(RECORDS FOR THIS TASK Opens)

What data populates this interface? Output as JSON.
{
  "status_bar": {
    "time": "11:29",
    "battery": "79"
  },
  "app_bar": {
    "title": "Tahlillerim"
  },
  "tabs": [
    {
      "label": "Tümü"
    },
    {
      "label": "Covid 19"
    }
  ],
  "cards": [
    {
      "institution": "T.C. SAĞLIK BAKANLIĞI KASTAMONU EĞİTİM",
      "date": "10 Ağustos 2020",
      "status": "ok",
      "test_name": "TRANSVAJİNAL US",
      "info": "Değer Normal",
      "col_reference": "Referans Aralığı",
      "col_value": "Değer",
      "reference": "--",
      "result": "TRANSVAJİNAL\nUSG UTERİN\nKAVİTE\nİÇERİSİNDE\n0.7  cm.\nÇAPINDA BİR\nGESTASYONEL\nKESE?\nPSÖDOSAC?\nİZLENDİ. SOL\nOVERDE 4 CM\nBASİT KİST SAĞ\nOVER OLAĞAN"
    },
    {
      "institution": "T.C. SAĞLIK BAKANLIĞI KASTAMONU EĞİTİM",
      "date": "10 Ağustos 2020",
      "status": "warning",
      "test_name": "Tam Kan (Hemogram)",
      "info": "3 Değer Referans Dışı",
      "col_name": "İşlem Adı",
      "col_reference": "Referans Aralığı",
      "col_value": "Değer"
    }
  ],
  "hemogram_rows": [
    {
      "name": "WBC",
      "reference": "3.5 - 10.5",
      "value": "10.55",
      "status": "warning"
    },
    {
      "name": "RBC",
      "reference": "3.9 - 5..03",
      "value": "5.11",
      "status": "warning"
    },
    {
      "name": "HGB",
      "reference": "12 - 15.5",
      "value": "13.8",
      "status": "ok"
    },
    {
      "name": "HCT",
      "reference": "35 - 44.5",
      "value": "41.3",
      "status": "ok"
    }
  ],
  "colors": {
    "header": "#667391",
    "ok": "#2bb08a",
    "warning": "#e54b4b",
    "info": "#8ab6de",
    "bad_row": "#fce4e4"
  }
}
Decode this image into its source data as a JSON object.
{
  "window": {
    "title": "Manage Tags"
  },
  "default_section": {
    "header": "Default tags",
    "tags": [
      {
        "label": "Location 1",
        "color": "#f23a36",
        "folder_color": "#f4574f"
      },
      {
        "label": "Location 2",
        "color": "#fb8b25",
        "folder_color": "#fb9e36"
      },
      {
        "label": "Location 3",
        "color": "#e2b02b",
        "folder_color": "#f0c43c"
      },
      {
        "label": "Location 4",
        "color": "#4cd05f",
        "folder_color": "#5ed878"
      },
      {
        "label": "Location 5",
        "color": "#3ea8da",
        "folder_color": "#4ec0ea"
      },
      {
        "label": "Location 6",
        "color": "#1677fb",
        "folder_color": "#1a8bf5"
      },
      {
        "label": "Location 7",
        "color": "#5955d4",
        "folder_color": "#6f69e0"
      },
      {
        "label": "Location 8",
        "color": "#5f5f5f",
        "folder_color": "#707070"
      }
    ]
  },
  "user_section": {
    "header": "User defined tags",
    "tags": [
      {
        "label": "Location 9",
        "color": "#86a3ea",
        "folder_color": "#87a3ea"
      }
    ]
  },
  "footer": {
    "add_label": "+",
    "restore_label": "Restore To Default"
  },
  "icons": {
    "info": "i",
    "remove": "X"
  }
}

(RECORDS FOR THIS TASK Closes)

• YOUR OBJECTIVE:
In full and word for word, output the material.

• COMPLETED TASK:
What data populates this interface? Output as JSON.
{
  "status_bar": {
    "time": "11:29",
    "battery": "79"
  },
  "app_bar": {
    "title": "Tahlillerim"
  },
  "tabs": [
    {
      "label": "Tümü"
    },
    {
      "label": "Covid 19"
    }
  ],
  "cards": [
    {
      "institution": "T.C. SAĞLIK BAKANLIĞI KASTAMONU EĞİTİM",
      "date": "10 Ağustos 2020",
      "status": "ok",
      "test_name": "TRANSVAJİNAL US",
      "info": "Değer Normal",
      "col_reference": "Referans Aralığı",
      "col_value": "Değer",
      "reference": "--",
      "result": "TRANSVAJİNAL\nUSG UTERİN\nKAVİTE\nİÇERİSİNDE\n0.7  cm.\nÇAPINDA BİR\nGESTASYONEL\nKESE?\nPSÖDOSAC?\nİZLENDİ. SOL\nOVERDE 4 CM\nBASİT KİST SAĞ\nOVER OLAĞAN"
    },
    {
      "institution": "T.C. SAĞLIK BAKANLIĞI KASTAMONU EĞİTİM",
      "date": "10 Ağustos 2020",
      "status": "warning",
      "test_name": "Tam Kan (Hemogram)",
      "info": "3 Değer Referans Dışı",
      "col_name": "İşlem Adı",
      "col_reference": "Referans Aralığı",
      "col_value": "Değer"
    }
  ],
  "hemogram_rows": [
    {
      "name": "WBC",
      "reference": "3.5 - 10.5",
      "value": "10.55",
      "status": "warning"
    },
    {
      "name": "RBC",
      "reference": "3.9 - 5..03",
      "value": "5.11",
      "status": "warning"
    },
    {
      "name": "HGB",
      "reference": "12 - 15.5",
      "value": "13.8",
      "status": "ok"
    },
    {
      "name": "HCT",
      "reference": "35 - 44.5",
      "value": "41.3",
      "status": "ok"
    }
  ],
  "colors": {
    "header": "#667391",
    "ok": "#2bb08a",
    "warning": "#e54b4b",
    "info": "#8ab6de",
    "bad_row": "#fce4e4"
  }
}
Decode this image into its source data as a JSON object.
{
  "window": {
    "title": "Manage Tags"
  },
  "default_section": {
    "header": "Default tags",
    "tags": [
      {
        "label": "Location 1",
        "color": "#f23a36",
        "folder_color": "#f4574f"
      },
      {
        "label": "Location 2",
        "color": "#fb8b25",
        "folder_color": "#fb9e36"
      },
      {
        "label": "Location 3",
        "color": "#e2b02b",
        "folder_color": "#f0c43c"
      },
      {
        "label": "Location 4",
        "color": "#4cd05f",
        "folder_color": "#5ed878"
      },
      {
        "label": "Location 5",
        "color": "#3ea8da",
        "folder_color": "#4ec0ea"
      },
      {
        "label": "Location 6",
        "color": "#1677fb",
        "folder_color": "#1a8bf5"
      },
      {
        "label": "Location 7",
        "color": "#5955d4",
        "folder_color": "#6f69e0"
      },
      {
        "label": "Location 8",
        "color": "#5f5f5f",
        "folder_color": "#707070"
      }
    ]
  },
  "user_section": {
    "header": "User defined tags",
    "tags": [
      {
        "label": "Location 9",
        "color": "#86a3ea",
        "folder_color": "#87a3ea"
      }
    ]
  },
  "footer": {
    "add_label": "+",
    "restore_label": "Restore To Default"
  },
  "icons": {
    "info": "i",
    "remove": "X"
  }
}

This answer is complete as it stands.